David Bloome (Inducted 2008)

EHE Distinguished Professor of Teaching and Learning, Associate Dean for Faculty Affairs, Department of Teaching and Learning, College of Education and Human Ecology
The Ohio State University


bloome.1 [at] osu.edu

Mailing Address: 

College of Education and Human Ecology, The Ohio State University, 225 Ramseyer Hall, Columbus, Ohio 43210

Curriculum Vitae: 

Biographical Statement

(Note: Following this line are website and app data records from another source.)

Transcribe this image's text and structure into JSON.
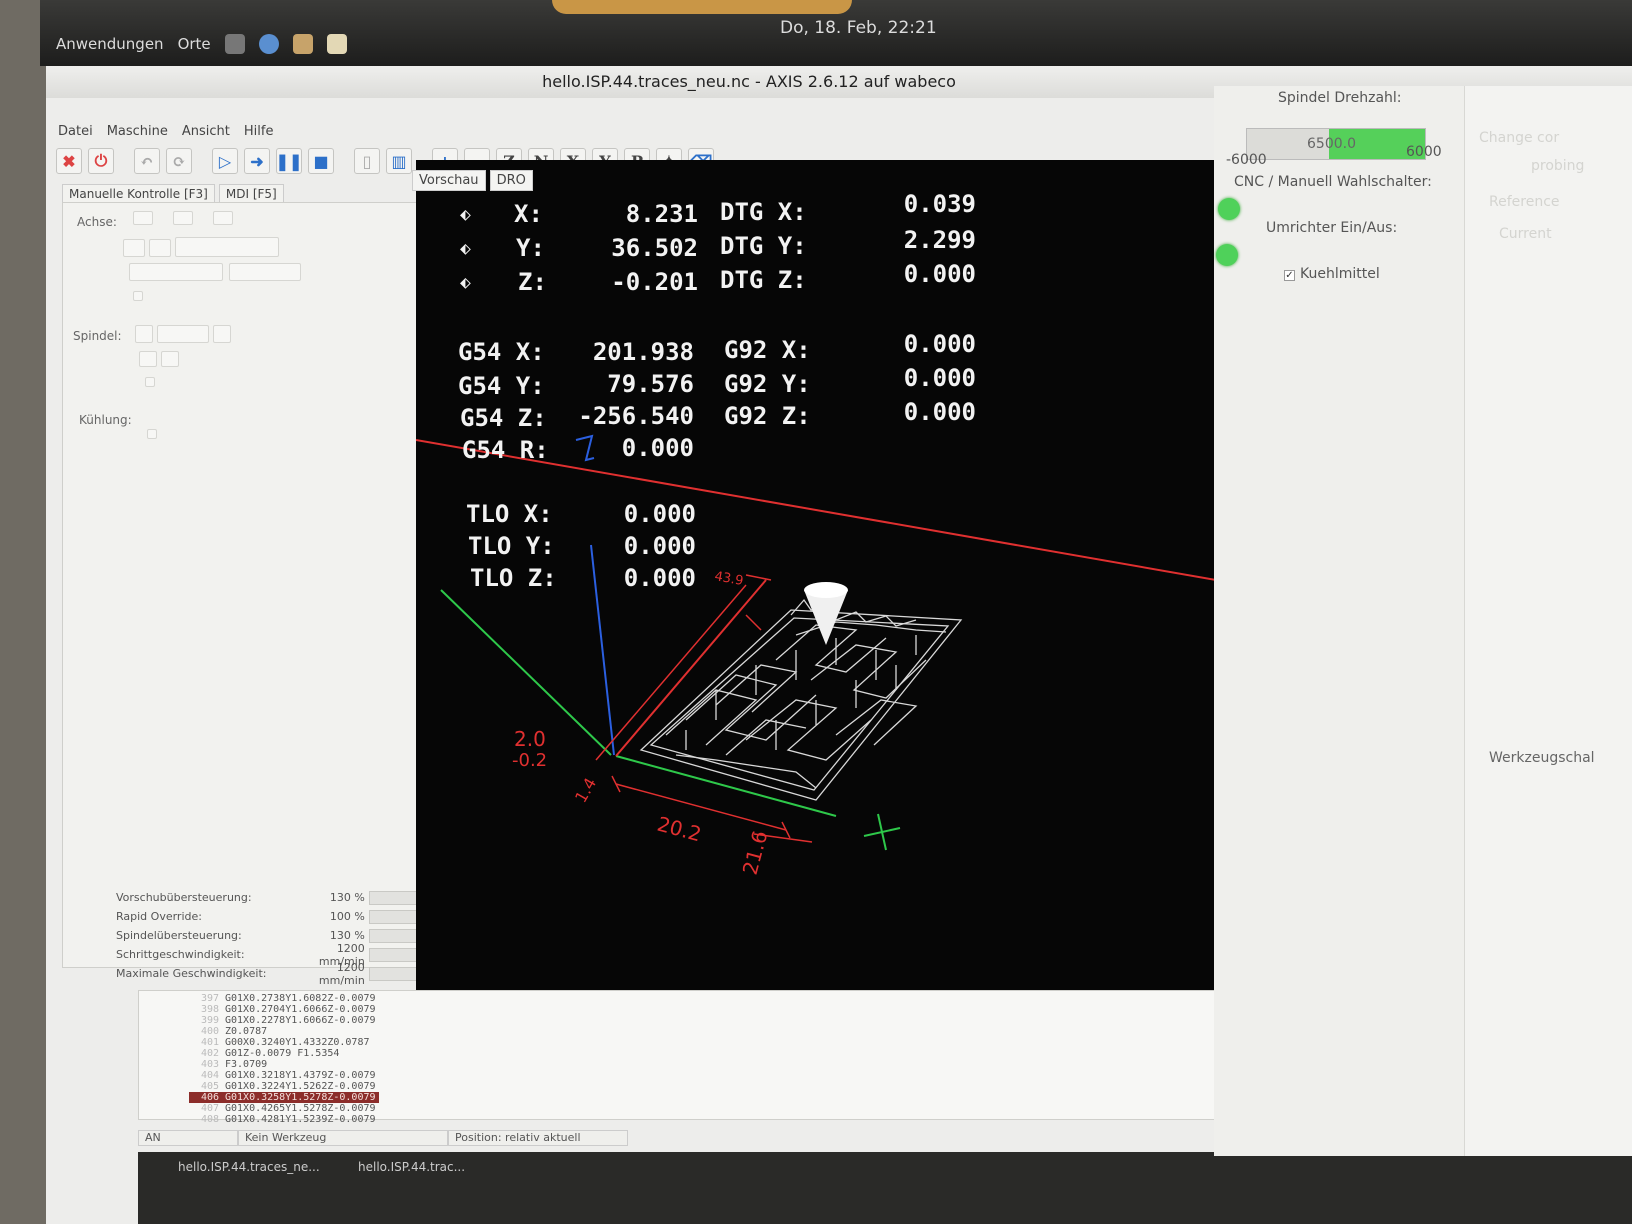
{
  "topbar": {
    "menu_apps": "Anwendungen",
    "menu_places": "Orte",
    "clock": "Do, 18. Feb, 22:21"
  },
  "window": {
    "title": "hello.ISP.44.traces_neu.nc - AXIS 2.6.12 auf  wabeco"
  },
  "menubar": [
    "Datei",
    "Maschine",
    "Ansicht",
    "Hilfe"
  ],
  "toolbar": {
    "axis_buttons": [
      "Z",
      "N",
      "X",
      "Y",
      "P"
    ]
  },
  "left_panel": {
    "tabs": [
      "Manuelle Kontrolle [F3]",
      "MDI [F5]"
    ],
    "label_axis": "Achse:",
    "label_spindle": "Spindel:",
    "label_cooling": "Kühlung:"
  },
  "overrides": [
    {
      "label": "Vorschubübersteuerung:",
      "value": "130 %"
    },
    {
      "label": "Rapid Override:",
      "value": "100 %"
    },
    {
      "label": "Spindelübersteuerung:",
      "value": "130 %"
    },
    {
      "label": "Schrittgeschwindigkeit:",
      "value": "1200 mm/min"
    },
    {
      "label": "Maximale Geschwindigkeit:",
      "value": "1200 mm/min"
    }
  ],
  "preview_tabs": [
    "Vorschau",
    "DRO"
  ],
  "dro": {
    "pos": [
      {
        "axis": "X:",
        "value": "8.231"
      },
      {
        "axis": "Y:",
        "value": "36.502"
      },
      {
        "axis": "Z:",
        "value": "-0.201"
      }
    ],
    "dtg": [
      {
        "label": "DTG X:",
        "value": "0.039"
      },
      {
        "label": "DTG Y:",
        "value": "2.299"
      },
      {
        "label": "DTG Z:",
        "value": "0.000"
      }
    ],
    "g54": [
      {
        "label": "G54 X:",
        "value": "201.938"
      },
      {
        "label": "G54 Y:",
        "value": "79.576"
      },
      {
        "label": "G54 Z:",
        "value": "-256.540"
      },
      {
        "label": "G54 R:",
        "value": "0.000"
      }
    ],
    "g92": [
      {
        "label": "G92 X:",
        "value": "0.000"
      },
      {
        "label": "G92 Y:",
        "value": "0.000"
      },
      {
        "label": "G92 Z:",
        "value": "0.000"
      }
    ],
    "tlo": [
      {
        "label": "TLO X:",
        "value": "0.000"
      },
      {
        "label": "TLO Y:",
        "value": "0.000"
      },
      {
        "label": "TLO Z:",
        "value": "0.000"
      }
    ]
  },
  "preview_dims": {
    "x_len": "20.2",
    "y_len": "21.6",
    "min_y": "1.4",
    "z_top": "2.0",
    "z_bot": "-0.2",
    "extra": "43.9"
  },
  "code_lines": [
    {
      "n": "397",
      "code": "G01X0.2738Y1.6082Z-0.0079"
    },
    {
      "n": "398",
      "code": "G01X0.2704Y1.6066Z-0.0079"
    },
    {
      "n": "399",
      "code": "G01X0.2278Y1.6066Z-0.0079"
    },
    {
      "n": "400",
      "code": "Z0.0787"
    },
    {
      "n": "401",
      "code": "G00X0.3240Y1.4332Z0.0787"
    },
    {
      "n": "402",
      "code": "G01Z-0.0079 F1.5354"
    },
    {
      "n": "403",
      "code": "F3.0709"
    },
    {
      "n": "404",
      "code": "G01X0.3218Y1.4379Z-0.0079"
    },
    {
      "n": "405",
      "code": "G01X0.3224Y1.5262Z-0.0079"
    },
    {
      "n": "406",
      "code": "G01X0.3258Y1.5278Z-0.0079"
    },
    {
      "n": "407",
      "code": "G01X0.4265Y1.5278Z-0.0079"
    },
    {
      "n": "408",
      "code": "G01X0.4281Y1.5239Z-0.0079"
    }
  ],
  "active_line_index": 9,
  "status": {
    "state": "AN",
    "tool": "Kein Werkzeug",
    "position": "Position: relativ aktuell"
  },
  "taskbar": {
    "item1": "hello.ISP.44.traces_ne...",
    "item2": "hello.ISP.44.trac..."
  },
  "right_panel": {
    "spindle_title": "Spindel Drehzahl:",
    "spindle_value": "6500.0",
    "spindle_fraction": 0.54,
    "scale_min": "-6000",
    "scale_max": "6000",
    "cnc_switch_label": "CNC / Manuell Wahlschalter:",
    "inverter_label": "Umrichter Ein/Aus:",
    "coolant_label": "Kuehlmittel",
    "tool_changer_label": "Werkzeugschal"
  },
  "far_right": {
    "faded_1": "Change cor",
    "faded_2": "probing",
    "faded_3": "Reference",
    "faded_4": "Current"
  },
  "colors": {
    "canvas_bg": "#060606",
    "dro_text": "#f2f2f2",
    "axis_red": "#e03030",
    "axis_green": "#2ec84a",
    "axis_blue": "#2b5fe0",
    "led_green": "#4fd15a",
    "active_line": "#8c2d2a"
  }
}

David Bloome is EHE Distinguished Professor of Teaching and Learning in the Department of Teaching and Learning of The Ohio State University College of Education and Human Ecology.  He also holds the position of Associate Dean for Faculty Affairs in the College of Education and Human Ecology.  Bloome’s research focuses on how people use spoken and written language for learning in classroom and non-classroom settings, and how people use language to create and maintain social relationships, to construct knowledge, and to create communities, social institutions, and shared histories and futures.  Building on sociolinguistic, anthropological, and cognitive perspectives of language and literacy learning, Bloome’s research focuses on children in preschool, early elementary, middle childhood, and early adolescence.  He is a former president of the National Council of Teachers of English and of the National Conference on Research in Language and Literacy.   He is a former middle school and high school teacher.   He is the director of the Center for Video Ethnography and Discourse Analysis, director of the Columbus Area Writing Project, former co-editor of Reading Research Quarterly, and founding editor of Linguistics and Education: An International Research Journal.  In 2008, Bloome was inducted into the Reading Hall of Fame.  He has co-authored and co-edited numerous books on language and literacy in education, and has authored or co-authored numerous journal articles and book chapters.  Bloome’s current scholarship focuses on five areas related to writing and reading education: (1) the social construction of intertextuality as part of the reading, writing, and learning processes, (2) discourse analysis as a means for understanding reading, writing, and literacy events in and outside of classrooms, (3) narrative development among young children as a foundation for learning and literacy development in schools, (4) students as researchers and ethnographers of their own communities, and (5) the teaching and learning of argumentative writing.